Don't miss the nearby Old Courthouse, where slaves Dred and Harriet Scott argued for their freedom in 1847 and 1850. Here also slaves were sold on the courthouse steps, and women's suffrage activist Virginia Minor petitioned for women's right to vote in the 1870s.

HISTORIC CEMETERIES: The Calvary and Bellefontaine cemeteries, next to each other in north St. Louis, opened to accommodate victims of the mid-1800s cholera outbreak but now include the graves of many notables. Those buried at Calvary include Civil War Gen. William Tecumseh Sherman; playwright Tennessee Williams, who set "The Glass Menagerie" in a flat like the one he and his family shared at 4633 Westminster Place; and Dred Scott, the slave who sued unsuccessfully for his freedom.

Gen. William Clark (of Lewis and Clark fame) is buried at Bellefontaine Cemetery, along with Beat Generation author William Burroughs; brewery magnate Adolphus Busch and Pulitzer Prize-winning poet Sara Teasdale, among others, http:www.bellefontainecemetery.org/.
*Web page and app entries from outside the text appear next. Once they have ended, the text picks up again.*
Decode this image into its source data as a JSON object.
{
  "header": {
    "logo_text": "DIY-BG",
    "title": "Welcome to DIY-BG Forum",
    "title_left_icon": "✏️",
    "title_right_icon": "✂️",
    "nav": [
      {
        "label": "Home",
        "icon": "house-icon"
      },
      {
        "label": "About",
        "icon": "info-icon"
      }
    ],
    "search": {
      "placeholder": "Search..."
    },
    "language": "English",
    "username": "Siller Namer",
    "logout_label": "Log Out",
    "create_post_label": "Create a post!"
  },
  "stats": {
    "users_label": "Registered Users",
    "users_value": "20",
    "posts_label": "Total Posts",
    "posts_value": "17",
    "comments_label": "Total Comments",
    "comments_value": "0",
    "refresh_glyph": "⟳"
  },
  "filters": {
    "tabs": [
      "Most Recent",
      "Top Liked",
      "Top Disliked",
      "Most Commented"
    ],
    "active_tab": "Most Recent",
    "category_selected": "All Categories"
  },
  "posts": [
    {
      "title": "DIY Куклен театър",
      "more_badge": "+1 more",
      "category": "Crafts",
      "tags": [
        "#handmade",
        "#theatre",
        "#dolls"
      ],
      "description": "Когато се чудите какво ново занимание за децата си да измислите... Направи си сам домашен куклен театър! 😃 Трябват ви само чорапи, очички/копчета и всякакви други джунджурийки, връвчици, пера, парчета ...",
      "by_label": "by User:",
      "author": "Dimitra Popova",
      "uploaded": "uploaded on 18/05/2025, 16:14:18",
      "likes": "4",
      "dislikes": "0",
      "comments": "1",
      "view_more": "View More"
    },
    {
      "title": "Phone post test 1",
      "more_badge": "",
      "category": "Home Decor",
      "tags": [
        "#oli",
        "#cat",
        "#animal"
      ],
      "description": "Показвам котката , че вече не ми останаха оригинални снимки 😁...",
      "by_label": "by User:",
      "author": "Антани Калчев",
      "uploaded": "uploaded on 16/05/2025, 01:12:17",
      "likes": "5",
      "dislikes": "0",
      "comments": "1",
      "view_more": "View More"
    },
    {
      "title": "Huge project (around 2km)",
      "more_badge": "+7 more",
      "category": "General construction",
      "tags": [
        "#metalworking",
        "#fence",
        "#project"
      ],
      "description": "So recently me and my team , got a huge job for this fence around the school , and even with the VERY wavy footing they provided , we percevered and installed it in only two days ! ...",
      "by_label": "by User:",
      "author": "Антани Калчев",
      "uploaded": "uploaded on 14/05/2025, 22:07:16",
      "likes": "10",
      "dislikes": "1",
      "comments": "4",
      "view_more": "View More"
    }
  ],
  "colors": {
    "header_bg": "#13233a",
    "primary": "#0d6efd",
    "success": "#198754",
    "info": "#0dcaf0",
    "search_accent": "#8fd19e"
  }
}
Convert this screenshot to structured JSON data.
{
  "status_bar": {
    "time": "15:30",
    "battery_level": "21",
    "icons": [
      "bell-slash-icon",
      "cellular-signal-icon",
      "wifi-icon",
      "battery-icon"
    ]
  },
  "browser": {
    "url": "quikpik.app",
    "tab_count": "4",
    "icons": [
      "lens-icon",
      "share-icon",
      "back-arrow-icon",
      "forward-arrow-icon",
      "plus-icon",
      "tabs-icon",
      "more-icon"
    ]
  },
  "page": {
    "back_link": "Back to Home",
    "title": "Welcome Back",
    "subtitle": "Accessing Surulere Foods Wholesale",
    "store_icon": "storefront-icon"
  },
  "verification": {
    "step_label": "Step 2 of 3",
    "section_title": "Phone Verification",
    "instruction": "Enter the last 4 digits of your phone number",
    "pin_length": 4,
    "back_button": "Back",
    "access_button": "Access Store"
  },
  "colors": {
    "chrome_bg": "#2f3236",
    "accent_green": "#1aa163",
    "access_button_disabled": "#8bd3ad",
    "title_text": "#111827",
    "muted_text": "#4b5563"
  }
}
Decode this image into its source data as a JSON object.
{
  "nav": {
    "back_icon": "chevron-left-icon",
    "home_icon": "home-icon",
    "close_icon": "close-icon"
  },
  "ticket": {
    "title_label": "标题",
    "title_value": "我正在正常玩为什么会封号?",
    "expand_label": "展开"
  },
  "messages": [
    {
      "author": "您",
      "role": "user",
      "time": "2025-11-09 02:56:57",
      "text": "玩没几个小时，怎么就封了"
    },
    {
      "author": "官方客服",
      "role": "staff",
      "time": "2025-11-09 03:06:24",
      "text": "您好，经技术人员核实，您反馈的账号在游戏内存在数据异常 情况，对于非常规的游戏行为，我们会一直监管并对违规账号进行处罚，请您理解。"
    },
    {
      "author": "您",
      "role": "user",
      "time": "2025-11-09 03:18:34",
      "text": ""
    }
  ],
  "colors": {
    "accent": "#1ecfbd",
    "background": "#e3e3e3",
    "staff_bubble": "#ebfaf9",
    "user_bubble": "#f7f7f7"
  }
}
THE WEIRD: The City Museum, housed in the 600,000 square-foot former International Shoe Company factory, is an eclectic mix of mosaics, sculpted caves to explore, slides to barrel down, even a massive outdoor playground where kids climb through tunnels, towers, suspended airplanes and a fire engine. You can make your own art, view old opera posters, and check out a collection of vintage shoelaces and the machines that made them. Admission is $12 ($10 after 5 p.m. Friday and Saturday), http:www.citymuseum.org/home.asp.

The Museum of the Dog in suburban west St. Louis County houses art about dogs. Admission is $5; http:www.museumofthedog.org/about—us.html.

CITY FLAVOR: Gus' Pretzels, 1820 Arsenal St., makes the soft, salty, hand-twisted staple. It's down the street from Anheuser-Busch's Pestalozzi Street plant, which offers free brewery tours, http:www.budweisertours.com/tours.htm.

Ted Drewe's two frozen custard stands in south St. Louis attract long lines, but the wait is worth it for sweet stuff so thick they call it concrete, http:www.teddrewes.com.